*** Block opens ***

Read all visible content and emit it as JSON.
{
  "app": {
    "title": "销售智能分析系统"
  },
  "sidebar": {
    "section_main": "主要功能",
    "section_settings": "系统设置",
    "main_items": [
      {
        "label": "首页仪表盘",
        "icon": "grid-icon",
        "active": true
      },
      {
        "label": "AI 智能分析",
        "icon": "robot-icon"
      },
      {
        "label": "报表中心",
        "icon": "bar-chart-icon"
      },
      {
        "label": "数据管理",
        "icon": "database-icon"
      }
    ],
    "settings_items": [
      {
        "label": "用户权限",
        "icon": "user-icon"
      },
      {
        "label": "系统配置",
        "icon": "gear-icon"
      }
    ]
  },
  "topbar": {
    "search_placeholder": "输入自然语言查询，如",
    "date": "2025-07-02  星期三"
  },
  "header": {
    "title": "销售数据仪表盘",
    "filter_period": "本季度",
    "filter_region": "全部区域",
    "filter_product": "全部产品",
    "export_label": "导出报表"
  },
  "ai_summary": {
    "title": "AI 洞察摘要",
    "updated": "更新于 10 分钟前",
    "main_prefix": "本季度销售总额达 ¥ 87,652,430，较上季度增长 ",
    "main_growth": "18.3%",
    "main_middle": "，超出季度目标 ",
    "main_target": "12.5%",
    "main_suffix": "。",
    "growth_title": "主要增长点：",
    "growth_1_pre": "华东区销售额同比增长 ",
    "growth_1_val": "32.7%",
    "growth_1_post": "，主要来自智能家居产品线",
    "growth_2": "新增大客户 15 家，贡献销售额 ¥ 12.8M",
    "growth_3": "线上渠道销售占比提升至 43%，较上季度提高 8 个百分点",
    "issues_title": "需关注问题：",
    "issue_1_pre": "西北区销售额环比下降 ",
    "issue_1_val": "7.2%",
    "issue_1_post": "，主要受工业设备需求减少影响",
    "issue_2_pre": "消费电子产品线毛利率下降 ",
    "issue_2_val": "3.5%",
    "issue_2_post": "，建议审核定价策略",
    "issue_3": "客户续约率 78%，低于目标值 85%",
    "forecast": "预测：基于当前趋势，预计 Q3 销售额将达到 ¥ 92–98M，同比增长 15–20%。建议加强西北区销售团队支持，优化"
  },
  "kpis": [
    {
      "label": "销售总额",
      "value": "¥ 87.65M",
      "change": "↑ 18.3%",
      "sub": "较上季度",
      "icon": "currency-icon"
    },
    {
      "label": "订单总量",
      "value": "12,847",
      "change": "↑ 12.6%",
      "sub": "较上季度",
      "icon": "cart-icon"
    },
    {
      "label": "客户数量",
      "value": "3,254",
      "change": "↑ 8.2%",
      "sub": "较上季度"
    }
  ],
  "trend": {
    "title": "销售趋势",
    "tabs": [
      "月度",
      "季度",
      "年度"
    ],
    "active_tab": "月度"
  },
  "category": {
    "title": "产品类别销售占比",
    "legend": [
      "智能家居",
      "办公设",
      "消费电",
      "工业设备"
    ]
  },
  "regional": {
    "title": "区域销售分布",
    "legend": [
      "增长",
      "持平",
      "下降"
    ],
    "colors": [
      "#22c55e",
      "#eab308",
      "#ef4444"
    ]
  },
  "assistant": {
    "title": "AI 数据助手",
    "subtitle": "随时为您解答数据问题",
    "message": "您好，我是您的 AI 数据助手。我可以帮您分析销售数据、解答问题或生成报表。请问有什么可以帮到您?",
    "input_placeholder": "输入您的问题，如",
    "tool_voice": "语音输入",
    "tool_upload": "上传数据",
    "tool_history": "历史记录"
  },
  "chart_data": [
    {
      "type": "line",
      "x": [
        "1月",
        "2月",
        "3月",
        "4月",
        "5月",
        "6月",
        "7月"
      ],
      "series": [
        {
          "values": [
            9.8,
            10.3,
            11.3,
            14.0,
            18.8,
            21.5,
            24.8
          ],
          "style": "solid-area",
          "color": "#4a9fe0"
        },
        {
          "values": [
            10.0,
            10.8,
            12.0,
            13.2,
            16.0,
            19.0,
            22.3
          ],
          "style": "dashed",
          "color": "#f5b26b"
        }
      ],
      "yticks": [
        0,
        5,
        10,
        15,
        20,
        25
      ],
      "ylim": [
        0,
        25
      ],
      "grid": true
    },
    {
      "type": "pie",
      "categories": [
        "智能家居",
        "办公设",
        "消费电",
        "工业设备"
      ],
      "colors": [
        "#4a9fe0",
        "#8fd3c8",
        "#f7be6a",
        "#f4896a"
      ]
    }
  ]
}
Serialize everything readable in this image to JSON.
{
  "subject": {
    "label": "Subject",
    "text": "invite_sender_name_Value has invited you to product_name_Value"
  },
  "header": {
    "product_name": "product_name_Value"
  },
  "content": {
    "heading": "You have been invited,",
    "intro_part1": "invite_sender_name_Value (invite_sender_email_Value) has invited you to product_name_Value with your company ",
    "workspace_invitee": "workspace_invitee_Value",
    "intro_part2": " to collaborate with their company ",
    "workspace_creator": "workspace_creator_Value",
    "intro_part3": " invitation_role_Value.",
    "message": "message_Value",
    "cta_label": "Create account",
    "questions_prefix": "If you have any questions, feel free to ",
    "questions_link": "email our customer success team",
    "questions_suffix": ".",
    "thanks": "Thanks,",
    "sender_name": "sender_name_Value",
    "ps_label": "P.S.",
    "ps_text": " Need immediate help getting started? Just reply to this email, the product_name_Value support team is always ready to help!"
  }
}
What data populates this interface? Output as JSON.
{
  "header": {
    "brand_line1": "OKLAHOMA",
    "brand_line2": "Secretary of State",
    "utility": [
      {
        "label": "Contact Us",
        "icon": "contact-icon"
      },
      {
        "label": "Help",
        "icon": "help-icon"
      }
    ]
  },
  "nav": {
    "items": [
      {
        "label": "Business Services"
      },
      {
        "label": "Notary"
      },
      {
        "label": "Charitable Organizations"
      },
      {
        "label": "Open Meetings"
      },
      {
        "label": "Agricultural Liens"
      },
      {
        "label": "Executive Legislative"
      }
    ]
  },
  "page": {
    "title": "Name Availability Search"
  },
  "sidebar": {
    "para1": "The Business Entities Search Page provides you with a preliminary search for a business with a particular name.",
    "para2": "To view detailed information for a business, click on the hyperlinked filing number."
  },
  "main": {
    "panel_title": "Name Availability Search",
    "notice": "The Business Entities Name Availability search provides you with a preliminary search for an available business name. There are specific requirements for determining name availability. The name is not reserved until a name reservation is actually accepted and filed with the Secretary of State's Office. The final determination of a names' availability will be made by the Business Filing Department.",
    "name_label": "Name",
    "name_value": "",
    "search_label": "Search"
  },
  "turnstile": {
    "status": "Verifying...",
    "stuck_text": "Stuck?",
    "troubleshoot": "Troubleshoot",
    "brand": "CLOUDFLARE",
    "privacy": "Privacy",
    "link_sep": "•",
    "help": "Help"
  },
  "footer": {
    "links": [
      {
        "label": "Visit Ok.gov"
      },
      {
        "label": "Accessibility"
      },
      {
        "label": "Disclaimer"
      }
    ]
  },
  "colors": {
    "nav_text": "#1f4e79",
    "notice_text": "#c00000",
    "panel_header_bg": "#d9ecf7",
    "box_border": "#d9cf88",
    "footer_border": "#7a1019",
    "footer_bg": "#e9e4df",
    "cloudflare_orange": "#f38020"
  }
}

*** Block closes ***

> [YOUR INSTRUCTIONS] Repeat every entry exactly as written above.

> [RESPONSE FOR THIS EXERCISE]
Read all visible content and emit it as JSON.
{
  "app": {
    "title": "销售智能分析系统"
  },
  "sidebar": {
    "section_main": "主要功能",
    "section_settings": "系统设置",
    "main_items": [
      {
        "label": "首页仪表盘",
        "icon": "grid-icon",
        "active": true
      },
      {
        "label": "AI 智能分析",
        "icon": "robot-icon"
      },
      {
        "label": "报表中心",
        "icon": "bar-chart-icon"
      },
      {
        "label": "数据管理",
        "icon": "database-icon"
      }
    ],
    "settings_items": [
      {
        "label": "用户权限",
        "icon": "user-icon"
      },
      {
        "label": "系统配置",
        "icon": "gear-icon"
      }
    ]
  },
  "topbar": {
    "search_placeholder": "输入自然语言查询，如",
    "date": "2025-07-02  星期三"
  },
  "header": {
    "title": "销售数据仪表盘",
    "filter_period": "本季度",
    "filter_region": "全部区域",
    "filter_product": "全部产品",
    "export_label": "导出报表"
  },
  "ai_summary": {
    "title": "AI 洞察摘要",
    "updated": "更新于 10 分钟前",
    "main_prefix": "本季度销售总额达 ¥ 87,652,430，较上季度增长 ",
    "main_growth": "18.3%",
    "main_middle": "，超出季度目标 ",
    "main_target": "12.5%",
    "main_suffix": "。",
    "growth_title": "主要增长点：",
    "growth_1_pre": "华东区销售额同比增长 ",
    "growth_1_val": "32.7%",
    "growth_1_post": "，主要来自智能家居产品线",
    "growth_2": "新增大客户 15 家，贡献销售额 ¥ 12.8M",
    "growth_3": "线上渠道销售占比提升至 43%，较上季度提高 8 个百分点",
    "issues_title": "需关注问题：",
    "issue_1_pre": "西北区销售额环比下降 ",
    "issue_1_val": "7.2%",
    "issue_1_post": "，主要受工业设备需求减少影响",
    "issue_2_pre": "消费电子产品线毛利率下降 ",
    "issue_2_val": "3.5%",
    "issue_2_post": "，建议审核定价策略",
    "issue_3": "客户续约率 78%，低于目标值 85%",
    "forecast": "预测：基于当前趋势，预计 Q3 销售额将达到 ¥ 92–98M，同比增长 15–20%。建议加强西北区销售团队支持，优化"
  },
  "kpis": [
    {
      "label": "销售总额",
      "value": "¥ 87.65M",
      "change": "↑ 18.3%",
      "sub": "较上季度",
      "icon": "currency-icon"
    },
    {
      "label": "订单总量",
      "value": "12,847",
      "change": "↑ 12.6%",
      "sub": "较上季度",
      "icon": "cart-icon"
    },
    {
      "label": "客户数量",
      "value": "3,254",
      "change": "↑ 8.2%",
      "sub": "较上季度"
    }
  ],
  "trend": {
    "title": "销售趋势",
    "tabs": [
      "月度",
      "季度",
      "年度"
    ],
    "active_tab": "月度"
  },
  "category": {
    "title": "产品类别销售占比",
    "legend": [
      "智能家居",
      "办公设",
      "消费电",
      "工业设备"
    ]
  },
  "regional": {
    "title": "区域销售分布",
    "legend": [
      "增长",
      "持平",
      "下降"
    ],
    "colors": [
      "#22c55e",
      "#eab308",
      "#ef4444"
    ]
  },
  "assistant": {
    "title": "AI 数据助手",
    "subtitle": "随时为您解答数据问题",
    "message": "您好，我是您的 AI 数据助手。我可以帮您分析销售数据、解答问题或生成报表。请问有什么可以帮到您?",
    "input_placeholder": "输入您的问题，如",
    "tool_voice": "语音输入",
    "tool_upload": "上传数据",
    "tool_history": "历史记录"
  },
  "chart_data": [
    {
      "type": "line",
      "x": [
        "1月",
        "2月",
        "3月",
        "4月",
        "5月",
        "6月",
        "7月"
      ],
      "series": [
        {
          "values": [
            9.8,
            10.3,
            11.3,
            14.0,
            18.8,
            21.5,
            24.8
          ],
          "style": "solid-area",
          "color": "#4a9fe0"
        },
        {
          "values": [
            10.0,
            10.8,
            12.0,
            13.2,
            16.0,
            19.0,
            22.3
          ],
          "style": "dashed",
          "color": "#f5b26b"
        }
      ],
      "yticks": [
        0,
        5,
        10,
        15,
        20,
        25
      ],
      "ylim": [
        0,
        25
      ],
      "grid": true
    },
    {
      "type": "pie",
      "categories": [
        "智能家居",
        "办公设",
        "消费电",
        "工业设备"
      ],
      "colors": [
        "#4a9fe0",
        "#8fd3c8",
        "#f7be6a",
        "#f4896a"
      ]
    }
  ]
}
Serialize everything readable in this image to JSON.
{
  "subject": {
    "label": "Subject",
    "text": "invite_sender_name_Value has invited you to product_name_Value"
  },
  "header": {
    "product_name": "product_name_Value"
  },
  "content": {
    "heading": "You have been invited,",
    "intro_part1": "invite_sender_name_Value (invite_sender_email_Value) has invited you to product_name_Value with your company ",
    "workspace_invitee": "workspace_invitee_Value",
    "intro_part2": " to collaborate with their company ",
    "workspace_creator": "workspace_creator_Value",
    "intro_part3": " invitation_role_Value.",
    "message": "message_Value",
    "cta_label": "Create account",
    "questions_prefix": "If you have any questions, feel free to ",
    "questions_link": "email our customer success team",
    "questions_suffix": ".",
    "thanks": "Thanks,",
    "sender_name": "sender_name_Value",
    "ps_label": "P.S.",
    "ps_text": " Need immediate help getting started? Just reply to this email, the product_name_Value support team is always ready to help!"
  }
}
What data populates this interface? Output as JSON.
{
  "header": {
    "brand_line1": "OKLAHOMA",
    "brand_line2": "Secretary of State",
    "utility": [
      {
        "label": "Contact Us",
        "icon": "contact-icon"
      },
      {
        "label": "Help",
        "icon": "help-icon"
      }
    ]
  },
  "nav": {
    "items": [
      {
        "label": "Business Services"
      },
      {
        "label": "Notary"
      },
      {
        "label": "Charitable Organizations"
      },
      {
        "label": "Open Meetings"
      },
      {
        "label": "Agricultural Liens"
      },
      {
        "label": "Executive Legislative"
      }
    ]
  },
  "page": {
    "title": "Name Availability Search"
  },
  "sidebar": {
    "para1": "The Business Entities Search Page provides you with a preliminary search for a business with a particular name.",
    "para2": "To view detailed information for a business, click on the hyperlinked filing number."
  },
  "main": {
    "panel_title": "Name Availability Search",
    "notice": "The Business Entities Name Availability search provides you with a preliminary search for an available business name. There are specific requirements for determining name availability. The name is not reserved until a name reservation is actually accepted and filed with the Secretary of State's Office. The final determination of a names' availability will be made by the Business Filing Department.",
    "name_label": "Name",
    "name_value": "",
    "search_label": "Search"
  },
  "turnstile": {
    "status": "Verifying...",
    "stuck_text": "Stuck?",
    "troubleshoot": "Troubleshoot",
    "brand": "CLOUDFLARE",
    "privacy": "Privacy",
    "link_sep": "•",
    "help": "Help"
  },
  "footer": {
    "links": [
      {
        "label": "Visit Ok.gov"
      },
      {
        "label": "Accessibility"
      },
      {
        "label": "Disclaimer"
      }
    ]
  },
  "colors": {
    "nav_text": "#1f4e79",
    "notice_text": "#c00000",
    "panel_header_bg": "#d9ecf7",
    "box_border": "#d9cf88",
    "footer_border": "#7a1019",
    "footer_bg": "#e9e4df",
    "cloudflare_orange": "#f38020"
  }
}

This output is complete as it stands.